Former Alaska Gov. Sarah Palin (R) will speak at next month’s Conservative Political Action Conference (CPAC).

“We are pleased to again welcome Governor Sarah Palin to CPAC in March,” American Conservative Union (ACU) Chairman Al Cardenas said in a statement. “Governor Palin electrified the crowd in 2012 and we are thrilled to welcome her back this year.”

ADVERTISEMENT

The annual conference is a high-profile gathering of conservatives organized by the ACU.

Among the other speakers who will be participating in this year’s event are House Majority Leader Eric CantorEric Ivan CantorBottom line Virginia GOP candidates for governor gear up for convention Cantor: 'Level of craziness' in Washington has increased 'on both sides' MORE (R-Va.) and Senate Minority Leader Mitch McConnellAddison (Mitch) Mitchell McConnellBiden says he's open to altering, eliminating filibuster to advance voting rights Pelosi says GOP senators 'voted to aid and abet' voter suppression for blocking revised elections bill Manchin insists he hasn't threatened to leave Democrats MORE (R-Ky.). Sens. Marco RubioMarco Antonio RubioSenate GOP campaign arm outraises Democratic counterpart in September House passes bills to secure telecommunications infrastructure Senators call for answers from US firm over reported use of forced Uyghur labor in China MORE, (R-Fla.), Rand PaulRandal (Rand) Howard PaulOn The Money — Democrats craft billionaire tax with deal in reach Rand Paul questioning if crypto could become world reserve currency The Senate is setting a dangerous precedent with Iron Dome funding MORE (R-Ky.) and Ted CruzRafael (Ted) Edward CruzOvernight Health Care — Presented by Carequest — Colin Powell's death highlights risks for immunocompromised The Senate confirmation process is broken — Senate Democrats can fix it Australian politician on Cruz, vaccines: 'We don't need your lectures, thanks mate' MORE (R-Texas) are also listed as speakers.

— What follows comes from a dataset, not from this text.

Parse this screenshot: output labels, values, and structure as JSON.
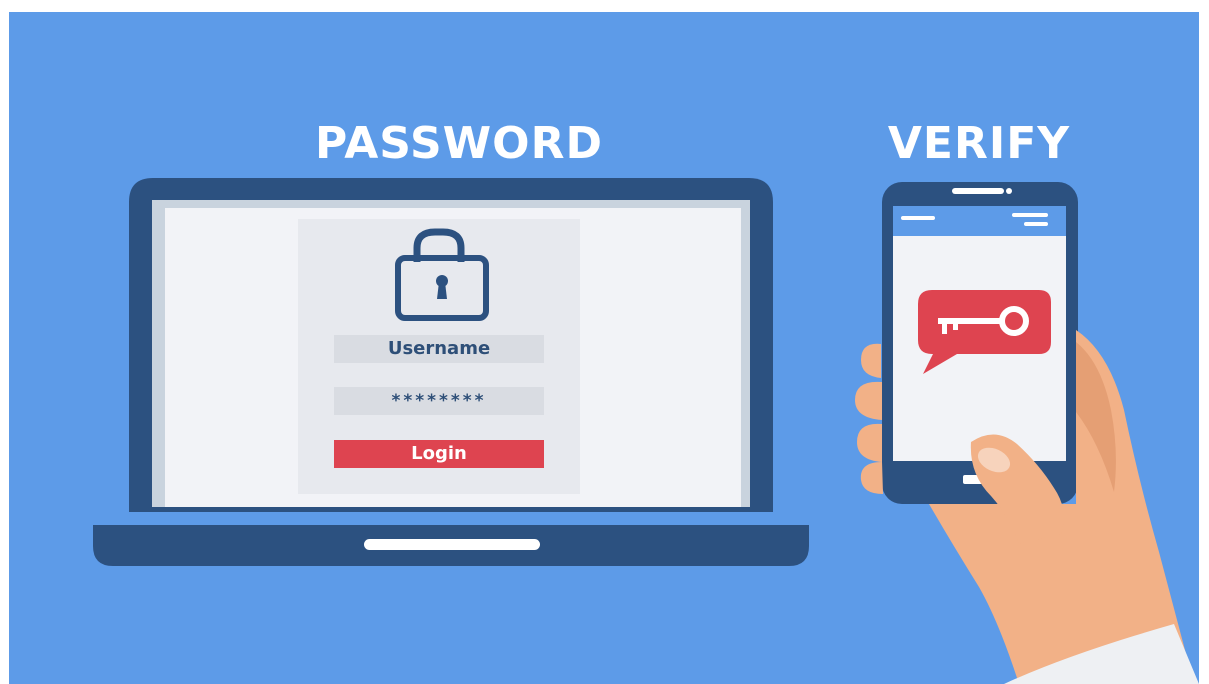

Former Florida Gov. Jeb Bush (R) will be a first-time speaker, raising speculation about his future presidential aspirations.

Palin, Sen. John McCainJohn Sidney McCainMeghan McCain to Trump: 'Thanks for the publicity' Grant Woods, longtime friend of McCain and former Arizona AG, dies at 67 Will Trump choose megalomania over country? MORE’s (R-Ariz.) running mate on the 2008 presidential ticket, recently ended her role as a Fox News commentator, but she has vowed to remain active in conservative politics.

In an interview with Breitbart.com last month, Palin said her door was “wide open” and that she hoped to “share more broadly the message of the beauty of freedom and the imperative of defending our republic and restoring this most exceptional nation.”

Palin said she was looking forward to helping back conservative candidates in the 2014 election.

“It’s going to be like 2010, but this time around we need to shake up the GOP machine that tries to orchestrate away too much of the will of constitutional conservatives who don’t give a hoot how they do it in D.C.,” Palin said.